Currently however, I use a USB RAID array to store my most confidential files on – things like my BitCoin wallet, password manager databases, important documents and the like. Why would I do that? Security and convenience, primarily. I wanted a backup solution with redundancy in case one of the drives failed, so that rules out my spare laptops which all only house a single HDD (without reaching for a soldering iron, anyway). I also don’t want to store such confidential information on my home server which is running 24×7 and always connected to the Internet – it exposes this data to unnecessary risk. No, ideally the storage device to be used for these specific backups should be only powered up when the data is actively being used.

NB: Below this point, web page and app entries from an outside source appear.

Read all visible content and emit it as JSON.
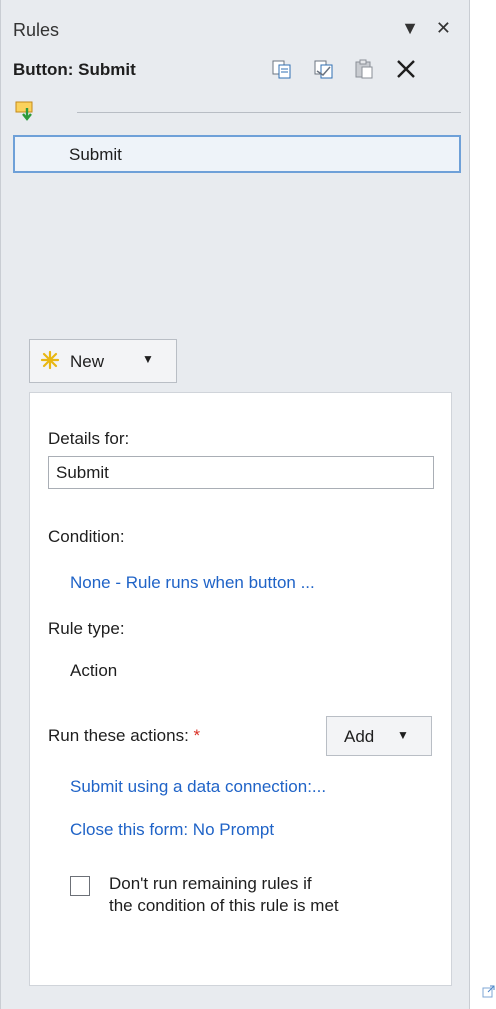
{
  "titlebar": {
    "title": "Rules",
    "controls": "▼ ✕"
  },
  "header": {
    "label": "Button: Submit",
    "toolbar": [
      "copy-icon",
      "copy-all-icon",
      "paste-icon",
      "delete-icon"
    ]
  },
  "rules_list": {
    "items": [
      {
        "label": "Submit",
        "selected": true
      }
    ]
  },
  "new_button": {
    "label": "New"
  },
  "details": {
    "details_for_label": "Details for:",
    "name_value": "Submit",
    "condition_label": "Condition:",
    "condition_value": "None - Rule runs when button ...",
    "rule_type_label": "Rule type:",
    "rule_type_value": "Action",
    "actions_label": "Run these actions:",
    "required_mark": "*",
    "add_button": "Add",
    "actions": [
      "Submit using a data connection:...",
      "Close this form: No Prompt"
    ],
    "checkbox": {
      "checked": false,
      "line1": "Don't run remaining rules if",
      "line2": "the condition of this rule is met"
    }
  },
  "colors": {
    "pane_bg": "#e8ebef",
    "link": "#1f63c7",
    "selection_border": "#6ea0d8",
    "required": "#d93025"
  }
}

Most USB HDDs you can buy would fail to meet the ‘redundancy’ requirement, but there are devices such as the Western Digital My Book RAID1 enclosures and the like. Unfortunately these generally house 3.5″ HDDs – overkill for the few small files I need to store securely. There are other non-apparent problems with these too:
- The sheer bulk and weight of some of those solutions would make them very susceptible to damage if accidentally dropped.
- They tend to rely on proprietary software and/or HDD controller chipsets which may not be easy to replace if they fail.
- Generally, such devices are not terribly cheap.
- In my experience, putting much trust in consumer-grade external hardware devices is just asking for trouble.
So there you have it – a very practical reason why I require a USB RAID array. Running five 1Gb sticks in RAID6, permanently duck-taped to a cheap USB hub solves all of the above problems, is silent, tougher, smaller, lighter, cheaper, more easy to replace (can just buy any other USB hub off the shelf – or in a pinch not even use a hub if a desktop has enough USB ports), and would require at least 3 drives (more than half the array in my case) to fail before losing data. As far as the hardware part of the solution goes, it’s perfect!
Of course, the software side of the story is a little more tedious. I actually run LVM to manage my partitions on top of my RAID device, so having to manually start a RAID array by specifying the device nodes of each USB key, setting the LVM volume group to ‘available’, creating mount points and then mounting each filesystem I’m interested in each time I want to use my array is actually quite a lot of work. After a bit of practice you can go from connecting the device to having the filesystems mounted in about a minute, but even that is far too long IMO – especially when you consider that you also need to do a number of steps to reverse all of this when you’re finished with the filesystems later.
A few months ago, I bit the bullet and spent a few hours writing my own solution which I now license to all (under the GPLv3): usbraid. I’ve spent most of this morning updating it to be less specific to my system and adding the included documentation, so hopefully it’s useful to somebody who might be in a similar situation. You need to know a bit about mdadm and LVM2 if you are considering making your own USB RAID setup and using this tool, but hopefully it’s not too difficult. Once setup as described in the included README file, you should just be able to simply run:
$ sudo usbraid -m
$ sudo usbraid -u
to mount and unmount your USB RAID filesystems.